This afternoon, as I sat in a darkened theatre watching a movie I never would have chosen to watch had I known how sad this scene I was watching Amy Madigan in was, I remembered something Alexander Prior had said.
Prior is the Chief Conductor of the Edmonton Symphony Orchestra. He is young, like 24, I think, which means I have two neckties, one suit and an old Trek 750 older than he is. Anyways, there he was above us on stage a couple of weeks ago during an ESO Late Night gig at the Winspear. He was introducing Jalons, a work by Iannis Xenakis. Right. I'd never heard of him either.
Before he poked his players to life with his baton, Prior said something remarkable to the audience. He said we probably wouldn't like the music. He said we didn't have to like it. Just listen to it and we could talk about it later, he said. And then they played it. The work was unfamiliar, grating in parts, coming apart in other parts, and soaring. I liked parts, but, overall, he was right. I …
I saw some things on the streets today. I heard some things, too.
That's Olga signalling a left turn above. In her impromptu bike network master class, I learned about big green bike boxes and how to safely get across lanes of traffic on the 100 Ave portion of the downtown grid.
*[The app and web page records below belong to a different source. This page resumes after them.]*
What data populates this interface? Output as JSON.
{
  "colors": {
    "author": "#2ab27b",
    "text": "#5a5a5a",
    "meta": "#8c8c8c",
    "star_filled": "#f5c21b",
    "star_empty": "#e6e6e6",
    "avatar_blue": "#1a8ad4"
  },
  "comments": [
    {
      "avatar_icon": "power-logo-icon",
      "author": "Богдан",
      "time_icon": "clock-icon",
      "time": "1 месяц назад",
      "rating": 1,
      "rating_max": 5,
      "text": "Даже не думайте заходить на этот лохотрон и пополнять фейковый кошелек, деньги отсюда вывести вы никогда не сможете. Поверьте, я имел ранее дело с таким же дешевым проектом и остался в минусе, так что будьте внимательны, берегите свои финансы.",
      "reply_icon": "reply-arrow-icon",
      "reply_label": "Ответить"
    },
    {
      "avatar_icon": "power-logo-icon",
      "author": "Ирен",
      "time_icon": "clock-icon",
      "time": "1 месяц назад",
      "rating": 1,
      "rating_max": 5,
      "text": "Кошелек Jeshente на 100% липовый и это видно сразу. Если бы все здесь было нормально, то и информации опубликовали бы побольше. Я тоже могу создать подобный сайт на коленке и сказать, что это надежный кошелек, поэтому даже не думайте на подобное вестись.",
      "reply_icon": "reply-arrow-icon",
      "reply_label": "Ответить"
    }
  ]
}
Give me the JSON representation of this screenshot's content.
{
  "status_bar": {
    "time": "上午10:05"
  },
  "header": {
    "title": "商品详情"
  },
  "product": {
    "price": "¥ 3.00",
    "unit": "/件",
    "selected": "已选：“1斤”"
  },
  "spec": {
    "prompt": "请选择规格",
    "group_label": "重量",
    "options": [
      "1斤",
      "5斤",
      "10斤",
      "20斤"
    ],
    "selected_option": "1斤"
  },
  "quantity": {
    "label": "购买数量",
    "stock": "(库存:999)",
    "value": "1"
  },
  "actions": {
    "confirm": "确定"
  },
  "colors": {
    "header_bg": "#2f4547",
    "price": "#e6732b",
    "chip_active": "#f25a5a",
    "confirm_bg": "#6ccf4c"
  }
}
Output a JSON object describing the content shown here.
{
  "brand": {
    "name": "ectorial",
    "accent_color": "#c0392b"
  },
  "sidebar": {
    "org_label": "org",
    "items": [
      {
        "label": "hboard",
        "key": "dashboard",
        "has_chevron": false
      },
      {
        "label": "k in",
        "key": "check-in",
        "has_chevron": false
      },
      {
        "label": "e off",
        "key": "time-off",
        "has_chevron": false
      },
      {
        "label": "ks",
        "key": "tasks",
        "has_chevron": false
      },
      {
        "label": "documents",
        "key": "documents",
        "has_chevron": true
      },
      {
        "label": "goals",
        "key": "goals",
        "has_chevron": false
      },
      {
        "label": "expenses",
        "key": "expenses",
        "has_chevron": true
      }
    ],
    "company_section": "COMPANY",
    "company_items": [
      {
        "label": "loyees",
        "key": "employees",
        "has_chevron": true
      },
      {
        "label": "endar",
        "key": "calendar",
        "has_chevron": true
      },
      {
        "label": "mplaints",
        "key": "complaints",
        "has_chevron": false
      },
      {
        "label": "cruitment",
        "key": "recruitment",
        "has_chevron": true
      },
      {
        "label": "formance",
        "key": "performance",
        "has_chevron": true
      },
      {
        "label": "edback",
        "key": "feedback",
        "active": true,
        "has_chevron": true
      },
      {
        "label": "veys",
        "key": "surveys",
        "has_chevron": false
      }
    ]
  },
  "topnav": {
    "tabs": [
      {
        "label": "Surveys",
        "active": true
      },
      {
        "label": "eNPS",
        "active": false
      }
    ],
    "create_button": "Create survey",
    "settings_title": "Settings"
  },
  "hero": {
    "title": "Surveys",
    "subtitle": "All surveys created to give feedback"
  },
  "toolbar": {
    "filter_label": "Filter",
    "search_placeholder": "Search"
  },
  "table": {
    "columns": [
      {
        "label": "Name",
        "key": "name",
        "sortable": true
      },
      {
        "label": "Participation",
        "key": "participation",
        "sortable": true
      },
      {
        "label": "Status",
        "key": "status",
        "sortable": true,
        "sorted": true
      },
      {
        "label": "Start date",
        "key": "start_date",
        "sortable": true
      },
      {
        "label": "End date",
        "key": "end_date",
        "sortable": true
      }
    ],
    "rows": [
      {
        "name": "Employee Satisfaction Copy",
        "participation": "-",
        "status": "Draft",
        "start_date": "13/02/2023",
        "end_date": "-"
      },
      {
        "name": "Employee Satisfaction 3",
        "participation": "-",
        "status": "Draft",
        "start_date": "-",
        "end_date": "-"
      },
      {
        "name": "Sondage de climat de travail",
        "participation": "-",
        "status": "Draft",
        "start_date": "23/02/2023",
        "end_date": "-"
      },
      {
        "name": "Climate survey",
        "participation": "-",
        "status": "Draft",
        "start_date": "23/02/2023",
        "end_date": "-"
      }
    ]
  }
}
What I heard: there is a safe place in the city's allocation of space for bicycle commuters.
I saw this dude's shoulder bag and heard him say he thought the new bike lane on 100 Ave was pretty good.
I saw no helmet on this bicycle rider. I saw her smile and heard her say hello as we passed.
"Whoa!" this pedestrian said as he walked on green and watched the car driver turn across his path.
A few blocks later, approaching the traffic signal on the Glenora multi-use path, I saw the green traffic light turn yellow and the yellow turn red, and, as I hummed some old April Wine as I always do when red and yellow seasons change in gear, oh yeah, I heard the rev of a car engine behind me revea…